[The records Boundary: Start]

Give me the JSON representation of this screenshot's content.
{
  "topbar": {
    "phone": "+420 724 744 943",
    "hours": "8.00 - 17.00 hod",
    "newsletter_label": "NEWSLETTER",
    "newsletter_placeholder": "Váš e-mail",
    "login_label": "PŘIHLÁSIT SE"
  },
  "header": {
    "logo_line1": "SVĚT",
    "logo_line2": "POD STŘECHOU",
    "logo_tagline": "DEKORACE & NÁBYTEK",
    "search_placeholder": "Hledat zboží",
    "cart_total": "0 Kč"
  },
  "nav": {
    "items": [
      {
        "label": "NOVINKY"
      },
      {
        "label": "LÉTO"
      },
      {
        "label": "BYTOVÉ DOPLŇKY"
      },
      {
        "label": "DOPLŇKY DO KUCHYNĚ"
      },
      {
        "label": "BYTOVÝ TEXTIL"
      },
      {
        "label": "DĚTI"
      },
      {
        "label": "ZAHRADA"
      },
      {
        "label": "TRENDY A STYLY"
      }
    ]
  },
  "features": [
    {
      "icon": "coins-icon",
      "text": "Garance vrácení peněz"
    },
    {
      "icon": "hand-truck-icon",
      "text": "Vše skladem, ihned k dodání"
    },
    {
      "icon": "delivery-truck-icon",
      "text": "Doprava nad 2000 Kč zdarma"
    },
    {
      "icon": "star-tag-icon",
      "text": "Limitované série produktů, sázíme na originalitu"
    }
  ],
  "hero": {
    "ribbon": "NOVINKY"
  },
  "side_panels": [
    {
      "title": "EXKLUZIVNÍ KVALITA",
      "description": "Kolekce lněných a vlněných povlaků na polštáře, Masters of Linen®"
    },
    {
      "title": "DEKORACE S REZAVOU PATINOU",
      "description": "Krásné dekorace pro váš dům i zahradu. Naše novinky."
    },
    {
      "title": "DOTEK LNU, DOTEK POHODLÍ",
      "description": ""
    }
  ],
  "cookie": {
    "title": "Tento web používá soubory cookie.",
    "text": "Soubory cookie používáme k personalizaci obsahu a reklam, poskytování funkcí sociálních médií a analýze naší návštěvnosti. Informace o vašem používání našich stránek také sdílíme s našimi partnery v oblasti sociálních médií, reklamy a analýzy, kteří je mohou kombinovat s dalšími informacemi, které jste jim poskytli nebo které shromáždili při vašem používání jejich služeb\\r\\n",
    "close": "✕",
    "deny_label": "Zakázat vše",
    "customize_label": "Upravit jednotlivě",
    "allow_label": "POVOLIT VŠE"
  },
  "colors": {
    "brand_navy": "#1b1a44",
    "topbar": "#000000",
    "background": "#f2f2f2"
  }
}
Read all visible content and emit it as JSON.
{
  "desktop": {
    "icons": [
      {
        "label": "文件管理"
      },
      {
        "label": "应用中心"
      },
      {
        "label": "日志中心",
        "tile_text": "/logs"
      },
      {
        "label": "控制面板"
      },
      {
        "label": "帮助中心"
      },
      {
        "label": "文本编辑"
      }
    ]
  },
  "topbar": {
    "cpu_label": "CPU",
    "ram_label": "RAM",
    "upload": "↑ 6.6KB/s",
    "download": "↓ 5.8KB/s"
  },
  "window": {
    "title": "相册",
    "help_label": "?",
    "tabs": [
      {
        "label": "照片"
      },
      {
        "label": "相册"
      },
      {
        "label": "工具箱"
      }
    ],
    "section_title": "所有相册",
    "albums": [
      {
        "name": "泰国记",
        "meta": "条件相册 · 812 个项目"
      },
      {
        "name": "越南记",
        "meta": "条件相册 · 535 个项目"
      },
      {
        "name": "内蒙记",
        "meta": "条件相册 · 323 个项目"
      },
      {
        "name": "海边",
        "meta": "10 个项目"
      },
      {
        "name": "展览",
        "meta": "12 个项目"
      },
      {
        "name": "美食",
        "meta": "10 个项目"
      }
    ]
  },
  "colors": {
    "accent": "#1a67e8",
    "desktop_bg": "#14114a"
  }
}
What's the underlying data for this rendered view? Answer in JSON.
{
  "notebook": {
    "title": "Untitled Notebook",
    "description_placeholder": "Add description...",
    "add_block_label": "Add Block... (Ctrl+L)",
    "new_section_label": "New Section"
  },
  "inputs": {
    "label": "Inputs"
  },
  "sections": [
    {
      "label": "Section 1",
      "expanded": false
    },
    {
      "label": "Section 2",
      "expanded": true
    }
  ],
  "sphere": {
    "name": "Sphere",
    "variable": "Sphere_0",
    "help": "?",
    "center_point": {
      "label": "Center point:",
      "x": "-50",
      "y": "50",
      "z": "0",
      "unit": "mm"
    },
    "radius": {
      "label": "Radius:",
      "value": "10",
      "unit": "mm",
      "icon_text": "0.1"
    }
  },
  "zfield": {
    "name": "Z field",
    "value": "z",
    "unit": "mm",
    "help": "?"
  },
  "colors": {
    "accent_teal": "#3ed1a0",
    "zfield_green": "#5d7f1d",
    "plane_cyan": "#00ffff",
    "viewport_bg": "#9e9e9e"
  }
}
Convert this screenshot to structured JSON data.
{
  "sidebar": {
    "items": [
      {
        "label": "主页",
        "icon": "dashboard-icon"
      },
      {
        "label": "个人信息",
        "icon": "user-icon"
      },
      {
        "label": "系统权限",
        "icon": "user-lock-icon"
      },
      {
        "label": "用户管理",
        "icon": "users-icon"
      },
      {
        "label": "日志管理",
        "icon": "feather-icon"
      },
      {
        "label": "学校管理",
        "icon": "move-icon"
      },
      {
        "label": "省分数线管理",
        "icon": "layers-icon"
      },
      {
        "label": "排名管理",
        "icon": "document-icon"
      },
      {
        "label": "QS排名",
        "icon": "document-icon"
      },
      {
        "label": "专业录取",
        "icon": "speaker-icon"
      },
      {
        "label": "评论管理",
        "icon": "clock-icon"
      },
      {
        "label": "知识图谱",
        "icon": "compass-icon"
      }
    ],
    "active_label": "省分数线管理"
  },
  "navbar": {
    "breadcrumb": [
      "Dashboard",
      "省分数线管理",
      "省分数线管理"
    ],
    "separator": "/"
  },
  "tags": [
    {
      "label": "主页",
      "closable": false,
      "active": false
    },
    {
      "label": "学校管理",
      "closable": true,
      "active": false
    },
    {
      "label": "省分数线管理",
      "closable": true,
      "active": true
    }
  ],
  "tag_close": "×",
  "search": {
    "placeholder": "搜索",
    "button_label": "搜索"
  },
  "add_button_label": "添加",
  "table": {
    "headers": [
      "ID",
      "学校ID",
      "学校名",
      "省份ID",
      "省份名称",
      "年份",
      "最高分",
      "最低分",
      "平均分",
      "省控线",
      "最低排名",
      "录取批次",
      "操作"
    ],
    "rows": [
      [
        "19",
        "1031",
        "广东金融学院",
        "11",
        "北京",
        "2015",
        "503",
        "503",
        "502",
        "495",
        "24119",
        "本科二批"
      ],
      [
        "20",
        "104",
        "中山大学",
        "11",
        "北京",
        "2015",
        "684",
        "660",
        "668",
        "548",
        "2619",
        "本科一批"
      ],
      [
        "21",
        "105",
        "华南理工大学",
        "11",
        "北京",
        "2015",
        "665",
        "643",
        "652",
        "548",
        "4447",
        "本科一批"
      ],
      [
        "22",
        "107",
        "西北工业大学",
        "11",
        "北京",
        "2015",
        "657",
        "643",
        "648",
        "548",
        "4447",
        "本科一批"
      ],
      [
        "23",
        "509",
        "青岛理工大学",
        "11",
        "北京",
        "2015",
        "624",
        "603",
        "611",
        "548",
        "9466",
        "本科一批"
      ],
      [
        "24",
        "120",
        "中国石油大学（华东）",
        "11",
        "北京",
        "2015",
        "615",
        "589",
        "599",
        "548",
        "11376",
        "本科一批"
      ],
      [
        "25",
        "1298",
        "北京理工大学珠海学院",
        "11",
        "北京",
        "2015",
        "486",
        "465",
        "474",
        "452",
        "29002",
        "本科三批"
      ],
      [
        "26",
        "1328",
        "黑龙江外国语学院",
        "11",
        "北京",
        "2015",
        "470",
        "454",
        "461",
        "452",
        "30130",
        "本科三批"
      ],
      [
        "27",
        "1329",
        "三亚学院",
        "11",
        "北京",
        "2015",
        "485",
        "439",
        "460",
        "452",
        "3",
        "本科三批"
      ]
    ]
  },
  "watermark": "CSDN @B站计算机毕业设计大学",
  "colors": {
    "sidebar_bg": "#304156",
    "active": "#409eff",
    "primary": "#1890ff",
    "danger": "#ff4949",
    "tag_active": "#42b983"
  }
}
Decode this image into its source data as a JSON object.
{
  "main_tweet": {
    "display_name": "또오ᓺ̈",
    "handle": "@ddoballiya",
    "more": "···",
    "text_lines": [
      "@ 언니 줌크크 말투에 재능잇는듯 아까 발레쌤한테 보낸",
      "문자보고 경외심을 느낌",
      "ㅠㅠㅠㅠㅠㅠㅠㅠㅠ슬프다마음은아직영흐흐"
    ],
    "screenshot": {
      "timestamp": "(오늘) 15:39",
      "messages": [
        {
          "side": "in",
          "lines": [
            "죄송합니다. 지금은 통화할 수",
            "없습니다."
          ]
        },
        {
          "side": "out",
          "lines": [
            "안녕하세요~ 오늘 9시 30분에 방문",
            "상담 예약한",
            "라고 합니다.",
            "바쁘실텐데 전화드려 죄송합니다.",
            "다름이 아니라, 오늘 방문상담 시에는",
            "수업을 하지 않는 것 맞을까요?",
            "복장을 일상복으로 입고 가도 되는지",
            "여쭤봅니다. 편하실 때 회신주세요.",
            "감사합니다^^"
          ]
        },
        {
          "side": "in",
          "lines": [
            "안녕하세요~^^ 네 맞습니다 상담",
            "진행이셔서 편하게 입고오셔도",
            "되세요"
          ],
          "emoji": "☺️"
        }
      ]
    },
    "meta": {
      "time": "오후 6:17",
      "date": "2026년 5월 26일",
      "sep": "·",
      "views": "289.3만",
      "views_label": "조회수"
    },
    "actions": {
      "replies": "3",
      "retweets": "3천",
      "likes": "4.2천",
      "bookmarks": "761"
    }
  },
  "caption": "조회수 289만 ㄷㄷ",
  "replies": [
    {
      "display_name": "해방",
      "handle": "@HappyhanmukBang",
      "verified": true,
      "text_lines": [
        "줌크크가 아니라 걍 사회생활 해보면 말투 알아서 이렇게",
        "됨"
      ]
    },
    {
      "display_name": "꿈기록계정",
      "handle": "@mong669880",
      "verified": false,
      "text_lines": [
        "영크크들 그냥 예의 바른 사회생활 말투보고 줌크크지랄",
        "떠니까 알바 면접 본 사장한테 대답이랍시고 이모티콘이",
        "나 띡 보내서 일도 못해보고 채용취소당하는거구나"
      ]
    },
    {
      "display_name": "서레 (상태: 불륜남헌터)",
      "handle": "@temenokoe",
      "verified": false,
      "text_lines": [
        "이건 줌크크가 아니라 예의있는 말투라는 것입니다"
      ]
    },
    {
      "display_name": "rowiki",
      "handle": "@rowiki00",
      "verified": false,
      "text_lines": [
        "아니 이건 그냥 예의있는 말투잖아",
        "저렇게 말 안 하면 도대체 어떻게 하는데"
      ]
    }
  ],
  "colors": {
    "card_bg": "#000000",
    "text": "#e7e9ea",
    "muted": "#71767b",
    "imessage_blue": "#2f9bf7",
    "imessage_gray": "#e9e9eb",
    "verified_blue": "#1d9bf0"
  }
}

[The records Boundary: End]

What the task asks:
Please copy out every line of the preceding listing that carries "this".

Solved problem:
Give me the JSON representation of this screenshot's content.
What's the underlying data for this rendered view? Answer in JSON.
Convert this screenshot to structured JSON data.
Decode this image into its source data as a JSON object.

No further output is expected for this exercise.